  • Anna

    Lauren – I’m from Australia too. I know what you mean about icecream makers not being common. I did some research on the internet and tried this technique today for making ice cream without an ice cream maker and it worked really well:

    1. Do steps one to seven of Elise’s recipe.
    2. Pour a cup of the ice cream mixture into a plastic zip-lock sandwich bag. Zip the bag closed, and put it into another sandwich bag for safety, and zip that one closed as well.
    3. Fill a larger sized zip-locked bag about one third full of ice cubes. Add a cup of salt as well.
    4. Zip the large bag closed, and wrap it in a towel to keep fingers from getting too cold.
    Make a bag for everyone (this recipe will make enough for three or four servings, and you can double or quadruple the recipe if you are having a party).
    Now have each person squish the little bag around in the salt and ice, making sure that the ice contacts the little bag as much as possible, and that the little bag gets lots of kneading, to keep the ice crystals tiny, so the ice cream is very smooth.
    The kneading stage takes 10 minutes.
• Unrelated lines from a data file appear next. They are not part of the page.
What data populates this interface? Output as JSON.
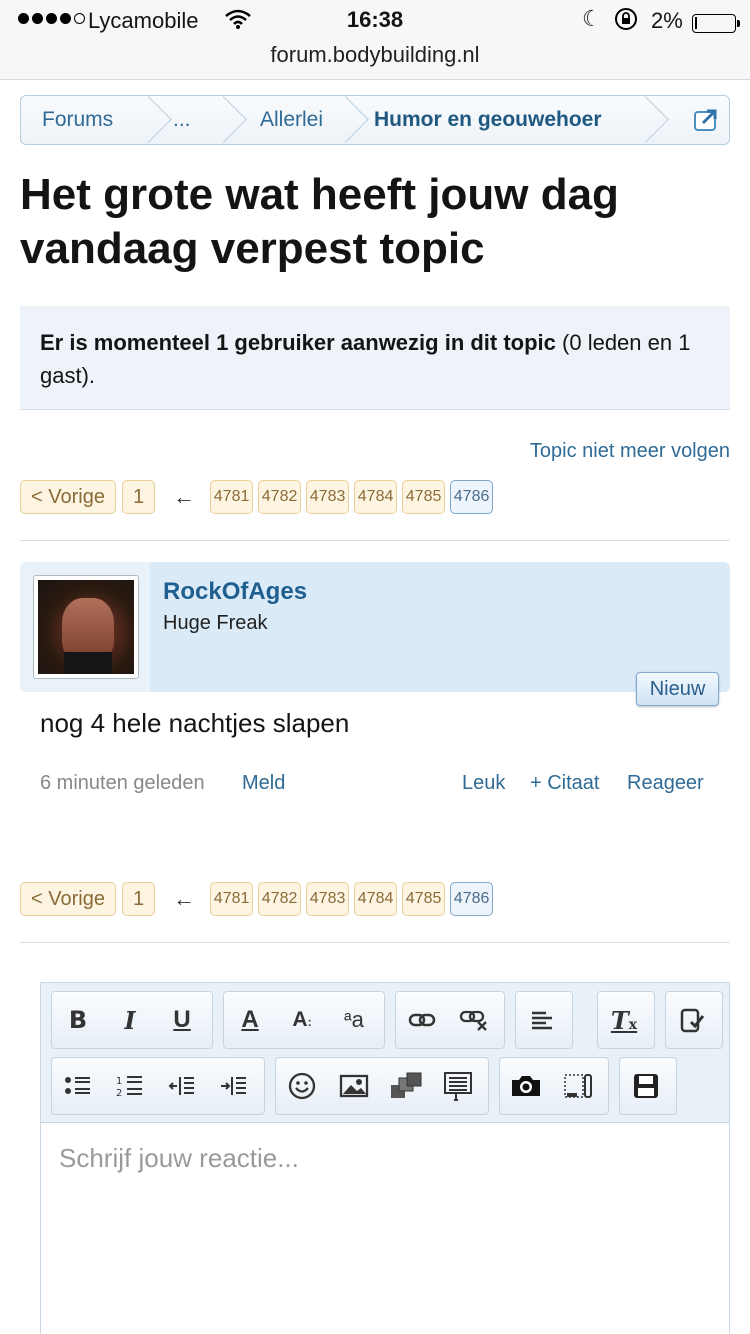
{
  "status_bar": {
    "carrier": "Lycamobile",
    "time": "16:38",
    "battery": "2%"
  },
  "browser": {
    "url": "forum.bodybuilding.nl"
  },
  "breadcrumb": {
    "items": [
      "Forums",
      "...",
      "Allerlei",
      "Humor en geouwehoer"
    ]
  },
  "topic": {
    "title": "Het grote wat heeft jouw dag vandaag verpest topic",
    "notice_bold": "Er is momenteel 1 gebruiker aanwezig in dit topic",
    "notice_rest": " (0 leden en 1 gast).",
    "follow_link": "Topic niet meer volgen"
  },
  "pagination": {
    "prev_label": "< Vorige",
    "first": "1",
    "jump_arrow": "←",
    "pages": [
      "4781",
      "4782",
      "4783",
      "4784",
      "4785",
      "4786"
    ],
    "current": "4786"
  },
  "post": {
    "username": "RockOfAges",
    "user_title": "Huge Freak",
    "badge": "Nieuw",
    "body": "nog 4 hele nachtjes slapen",
    "time_ago": "6 minuten geleden",
    "report": "Meld",
    "like": "Leuk",
    "quote": "+ Citaat",
    "reply": "Reageer"
  },
  "editor": {
    "placeholder": "Schrijf jouw reactie...",
    "toolbar_row1": [
      "bold-icon",
      "italic-icon",
      "underline-icon",
      "font-color-icon",
      "font-size-icon",
      "text-size-icon",
      "link-icon",
      "unlink-icon",
      "align-icon",
      "remove-format-icon",
      "paste-icon"
    ],
    "toolbar_row2": [
      "bullet-list-icon",
      "number-list-icon",
      "outdent-icon",
      "indent-icon",
      "smiley-icon",
      "image-icon",
      "media-icon",
      "template-icon",
      "camera-icon",
      "resize-icon",
      "save-icon"
    ]
  },
  "colors": {
    "link": "#2f6b96",
    "post_header_bg": "#dbeaf7",
    "page_button_bg": "#fdf5e2",
    "notice_bg": "#eef3f9"
  }
}
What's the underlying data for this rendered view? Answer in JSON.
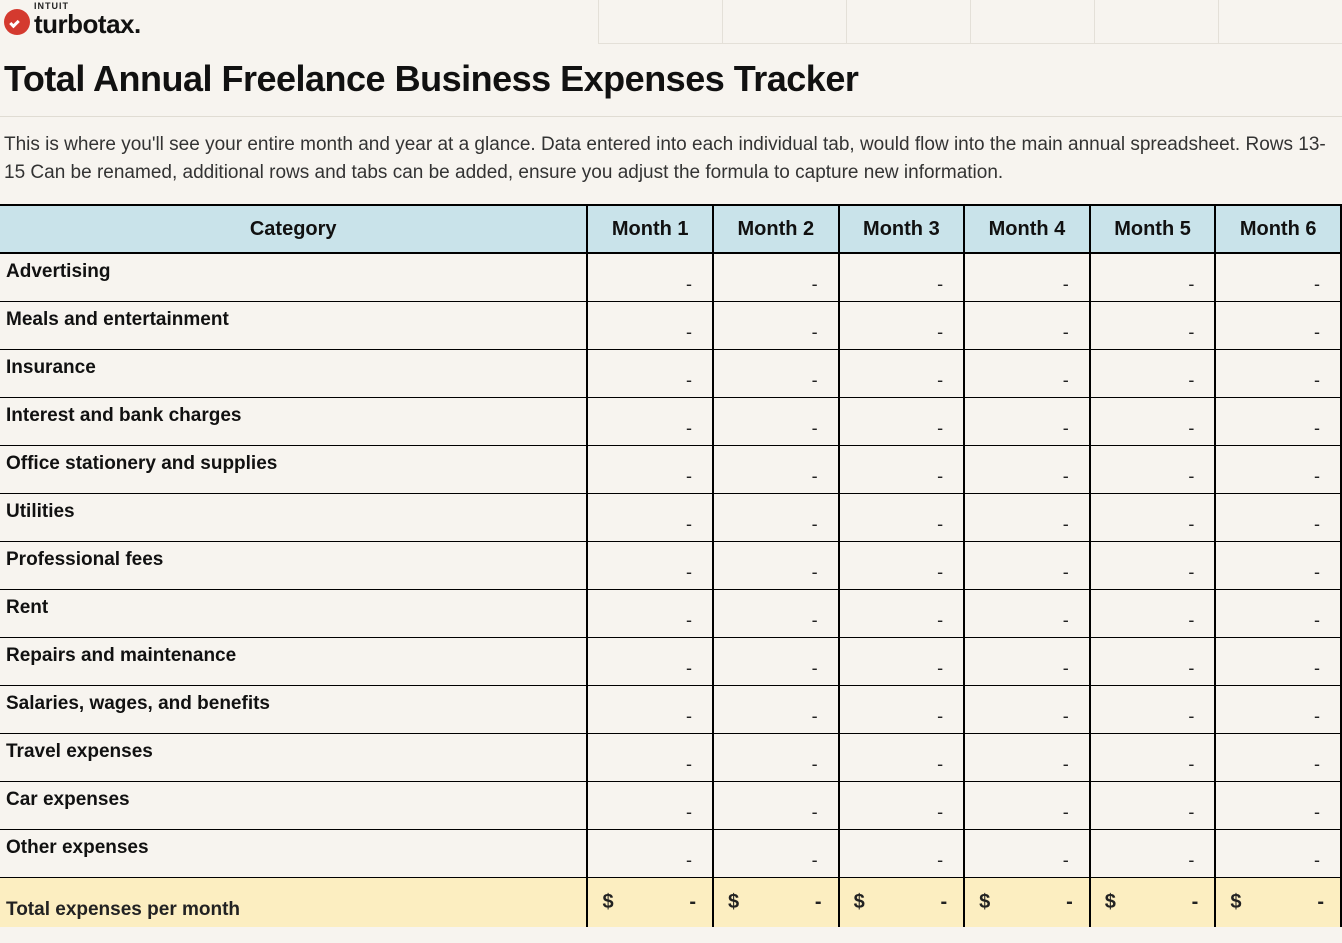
{
  "logo": {
    "intuit": "INTUIT",
    "product": "turbotax."
  },
  "title": "Total Annual Freelance Business Expenses Tracker",
  "description": "This is where you'll see your entire month and year at a glance. Data entered into each individual tab, would flow into the main annual spreadsheet. Rows 13-15 Can be renamed, additional rows and tabs can be added, ensure you adjust the formula to capture new information.",
  "header": {
    "category": "Category",
    "months": [
      "Month 1",
      "Month 2",
      "Month 3",
      "Month 4",
      "Month 5",
      "Month 6"
    ]
  },
  "categories": [
    "Advertising",
    "Meals and entertainment",
    "Insurance",
    "Interest and bank charges",
    "Office stationery and supplies",
    "Utilities",
    "Professional fees",
    "Rent",
    "Repairs and maintenance",
    "Salaries, wages, and benefits",
    "Travel expenses",
    "Car expenses",
    "Other expenses"
  ],
  "cell_placeholder": "-",
  "total": {
    "label": "Total expenses per month",
    "currency": "$",
    "value": "-"
  }
}
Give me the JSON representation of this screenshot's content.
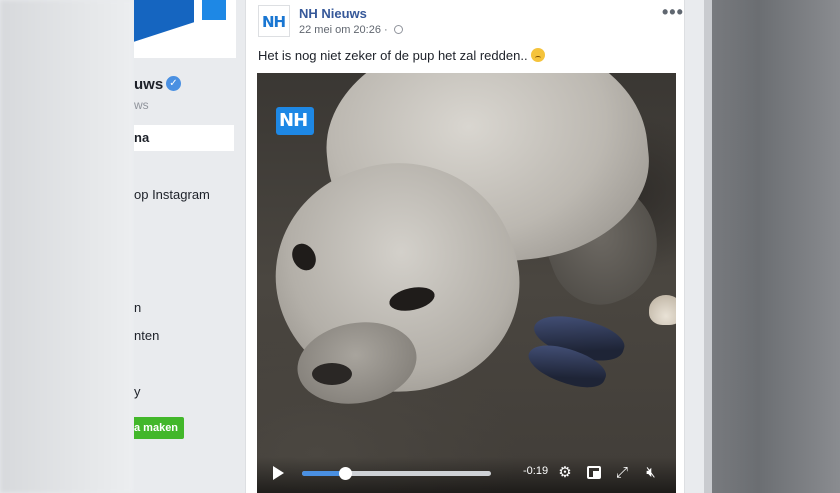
{
  "sidebar": {
    "page_name": "uws",
    "page_handle": "ws",
    "nav_active": "na",
    "nav_items": [
      {
        "label": "op Instagram"
      },
      {
        "label": "n"
      },
      {
        "label": "nten"
      },
      {
        "label": "y"
      }
    ],
    "create_button": "a maken"
  },
  "post": {
    "author": "NH Nieuws",
    "avatar_text": "NH",
    "timestamp": "22 mei om 20:26",
    "separator": "·",
    "text": "Het is nog niet zeker of de pup het zal redden..",
    "emoji": "worried-face-emoji",
    "more_label": "•••"
  },
  "video": {
    "logo_text": "NH",
    "time_remaining": "-0:19",
    "progress": 0.23,
    "icons": [
      "play-icon",
      "gear-icon",
      "picture-in-picture-icon",
      "fullscreen-icon",
      "volume-muted-icon"
    ]
  },
  "colors": {
    "link": "#365899",
    "accent_blue": "#4a90e2",
    "create_green": "#42b72a"
  }
}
You can let the ice cream sit in the ice for another 5 minutes if you like harder ice cream.
    You will know the ice cream is done by feeling the mixture become a paste instead of a liquid. When you take the little bag out of the ice, wipe off the salt water, and then remove the outer bag carefully, so you don’t get salt in the ice cream. The little bag will stand up in the bowl, because it is a frozen paste.
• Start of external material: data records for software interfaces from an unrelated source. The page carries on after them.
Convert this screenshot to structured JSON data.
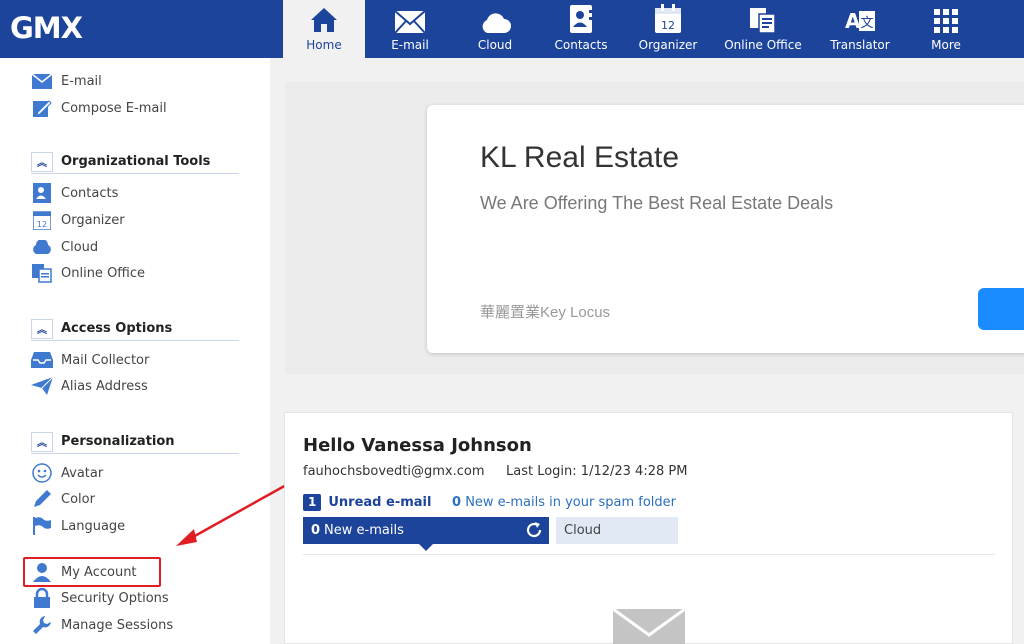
{
  "app": {
    "logo": "GMX"
  },
  "nav": [
    {
      "label": "Home",
      "icon": "home-icon",
      "active": true
    },
    {
      "label": "E-mail",
      "icon": "envelope-icon"
    },
    {
      "label": "Cloud",
      "icon": "cloud-icon"
    },
    {
      "label": "Contacts",
      "icon": "contacts-icon"
    },
    {
      "label": "Organizer",
      "icon": "calendar-icon"
    },
    {
      "label": "Online Office",
      "icon": "office-icon"
    },
    {
      "label": "Translator",
      "icon": "translate-icon"
    },
    {
      "label": "More",
      "icon": "grid-icon"
    }
  ],
  "sidebar": {
    "top_links": [
      {
        "label": "E-mail",
        "icon": "envelope-icon"
      },
      {
        "label": "Compose E-mail",
        "icon": "compose-icon"
      }
    ],
    "sections": [
      {
        "title": "Organizational Tools",
        "items": [
          {
            "label": "Contacts",
            "icon": "contacts-icon"
          },
          {
            "label": "Organizer",
            "icon": "calendar-icon"
          },
          {
            "label": "Cloud",
            "icon": "cloud-icon"
          },
          {
            "label": "Online Office",
            "icon": "office-icon"
          }
        ]
      },
      {
        "title": "Access Options",
        "items": [
          {
            "label": "Mail Collector",
            "icon": "inbox-icon"
          },
          {
            "label": "Alias Address",
            "icon": "paper-plane-icon"
          }
        ]
      },
      {
        "title": "Personalization",
        "items": [
          {
            "label": "Avatar",
            "icon": "smiley-icon"
          },
          {
            "label": "Color",
            "icon": "pencil-icon"
          },
          {
            "label": "Language",
            "icon": "flag-icon"
          }
        ]
      }
    ],
    "account_links": [
      {
        "label": "My Account",
        "icon": "user-icon"
      },
      {
        "label": "Security Options",
        "icon": "lock-icon"
      },
      {
        "label": "Manage Sessions",
        "icon": "wrench-icon"
      }
    ]
  },
  "ad": {
    "title": "KL Real Estate",
    "subtitle": "We Are Offering The Best Real Estate Deals",
    "footer": "華麗置業Key Locus"
  },
  "mail": {
    "greeting": "Hello Vanessa Johnson",
    "email": "fauhochsbovedti@gmx.com",
    "last_login": "Last Login: 1/12/23 4:28 PM",
    "unread_count": "1",
    "unread_label": "Unread e-mail",
    "spam_count": "0",
    "spam_label": "New e-mails in your spam folder",
    "new_count": "0",
    "new_label": "New e-mails",
    "cloud_tab": "Cloud"
  },
  "colors": {
    "brand": "#1c449b",
    "highlight": "#e11d24",
    "ad_button": "#1a8cff"
  }
}
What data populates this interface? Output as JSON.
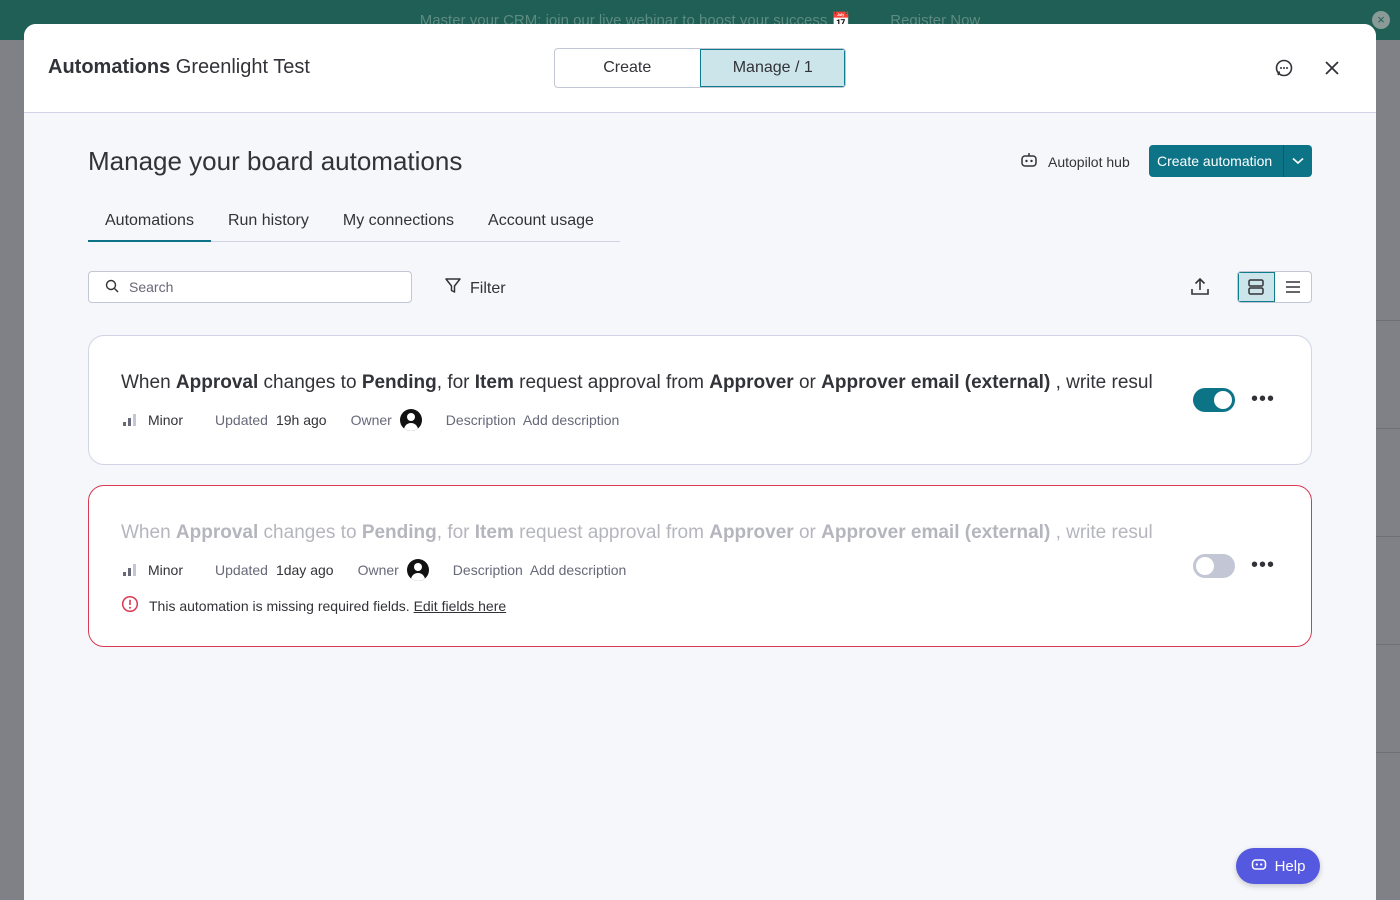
{
  "banner": {
    "text": "Master your CRM: join our live webinar to boost your success 📅",
    "link": "Register Now",
    "close": "×"
  },
  "header": {
    "title_bold": "Automations",
    "title_board": "Greenlight Test",
    "segments": {
      "create": "Create",
      "manage": "Manage / 1"
    },
    "icons": [
      "feedback-icon",
      "close-icon"
    ]
  },
  "page": {
    "title": "Manage your board automations",
    "autopilot_label": "Autopilot hub",
    "create_button": "Create automation"
  },
  "tabs": [
    "Automations",
    "Run history",
    "My connections",
    "Account usage"
  ],
  "toolbar": {
    "search_placeholder": "Search",
    "filter_label": "Filter"
  },
  "automations": [
    {
      "state": "enabled",
      "sentence": {
        "p1": "When ",
        "b1": "Approval",
        "p2": " changes to ",
        "b2": "Pending",
        "p3": ", for ",
        "b3": "Item",
        "p4": " request approval from ",
        "b4": "Approver",
        "p5": " or ",
        "b5": "Approver email (external)",
        "p6": " , write resul"
      },
      "priority": "Minor",
      "updated_label": "Updated",
      "updated_value": "19h ago",
      "owner_label": "Owner",
      "description_label": "Description",
      "description_link": "Add description",
      "enabled": true
    },
    {
      "state": "error",
      "sentence": {
        "p1": "When ",
        "b1": "Approval",
        "p2": " changes to ",
        "b2": "Pending",
        "p3": ", for ",
        "b3": "Item",
        "p4": " request approval from ",
        "b4": "Approver",
        "p5": " or ",
        "b5": "Approver email (external)",
        "p6": " , write resul"
      },
      "priority": "Minor",
      "updated_label": "Updated",
      "updated_value": "1day ago",
      "owner_label": "Owner",
      "description_label": "Description",
      "description_link": "Add description",
      "enabled": false,
      "error_text": "This automation is missing required fields.",
      "error_link": "Edit fields here"
    }
  ],
  "help_label": "Help",
  "colors": {
    "accent": "#0d7387",
    "error": "#d83a52",
    "help": "#5559df"
  }
}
    There you go! It’s really fun to do too! :P Have fun!

  • Lauren

    Hi, a great recipe as usual. Is there any way, though, to make it without an icecream maker? I do not have one as they are not a common thing to own in Australia, and while it would be nice to have one they are kind of expensive. I suppose you could use this recipe to make any flavour you wanted huh? Substitute the Peppermint extract for Vanilla, Hazelnut, Coffee, Cherry, the possibilities are endless. If you have an icecream maker! Lol.

  • Holley

    Elise… I’m not clear on what the point of the sieve was, and what it was used for later in the recipe? but it sounds yummy!

    Note from Elise: Once the custard base has cooked enough (coat the back of a wooden spoon) you pour it through a sieve into a bowl of cream over an ice bath. The sieve catches any clumps of the custard that may have formed.

  • David Lebovitz

    hi Alanna: I recommend this method since if the ice cream custard starts cooking too quickly, immediately straining it into the cream, it instantly stops the cooking. Plus the batch of custard cools down quicker (since you’re not heating up all the cream)…then you can eat your ice cream faster!

  • Denise

    My grandfather held the original patent on peppermint ice cream until he sold it to Foremost years ago. The original recipe does not call for any kind of custard, is very light but exceedingly rich.

  • Jennifer

    I have been craving peppermint ice cream lately and was just getting ready to whip up a batch…I’ll try this! Also, my family used to make this in the heat of the summer, and it was my favorite!! Really great way to cool off the day!

  • Liz

    This sounds wonderful… I’m thinking about trying to make Egg Nog Ice Cream next, any suggestions?

  • Wendy

    Alanna, I was impressed with this method, because this circumvents the need to put the custard in the refrigerator for a few hours before you can start churning the mixture. I think it’s an innovation! :)

  • Alanna

    I’m curious about the advantage of this particular technique. Why not just make the custard vs this, where you effectively make the custard and then stir it into cold cream?

  • David Lebovitz

    Wow Elise…I love Peppermint Ice Cream, and yours looks particularly enticing. How about a big ladleful of hot fudge sauce too next time?